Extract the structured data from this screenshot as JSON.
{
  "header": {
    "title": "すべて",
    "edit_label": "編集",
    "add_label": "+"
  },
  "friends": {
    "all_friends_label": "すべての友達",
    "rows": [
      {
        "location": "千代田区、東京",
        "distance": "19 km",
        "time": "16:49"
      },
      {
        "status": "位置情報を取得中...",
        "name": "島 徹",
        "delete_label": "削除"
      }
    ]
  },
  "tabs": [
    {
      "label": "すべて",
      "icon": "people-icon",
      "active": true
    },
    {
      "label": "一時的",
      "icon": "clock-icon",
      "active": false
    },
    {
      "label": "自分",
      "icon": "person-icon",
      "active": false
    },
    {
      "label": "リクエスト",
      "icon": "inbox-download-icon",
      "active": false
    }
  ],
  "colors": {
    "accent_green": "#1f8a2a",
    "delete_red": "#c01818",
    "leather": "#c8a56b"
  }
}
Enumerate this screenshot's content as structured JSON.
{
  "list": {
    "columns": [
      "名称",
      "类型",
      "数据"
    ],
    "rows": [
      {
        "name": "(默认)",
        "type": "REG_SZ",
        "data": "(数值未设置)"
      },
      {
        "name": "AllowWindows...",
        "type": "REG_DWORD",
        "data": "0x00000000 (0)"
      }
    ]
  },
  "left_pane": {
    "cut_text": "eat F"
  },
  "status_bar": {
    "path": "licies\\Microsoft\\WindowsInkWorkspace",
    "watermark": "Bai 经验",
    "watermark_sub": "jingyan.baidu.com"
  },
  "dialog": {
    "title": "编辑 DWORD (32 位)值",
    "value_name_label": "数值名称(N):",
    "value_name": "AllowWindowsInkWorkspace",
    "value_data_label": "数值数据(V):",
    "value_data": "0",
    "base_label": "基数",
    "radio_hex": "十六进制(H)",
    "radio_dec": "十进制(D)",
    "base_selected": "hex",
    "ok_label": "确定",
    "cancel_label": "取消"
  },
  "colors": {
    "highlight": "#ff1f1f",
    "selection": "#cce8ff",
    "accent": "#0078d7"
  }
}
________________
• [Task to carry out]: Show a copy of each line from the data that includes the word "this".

• [Your response]:
Extract the structured data from this screenshot as JSON.
Enumerate this screenshot's content as structured JSON.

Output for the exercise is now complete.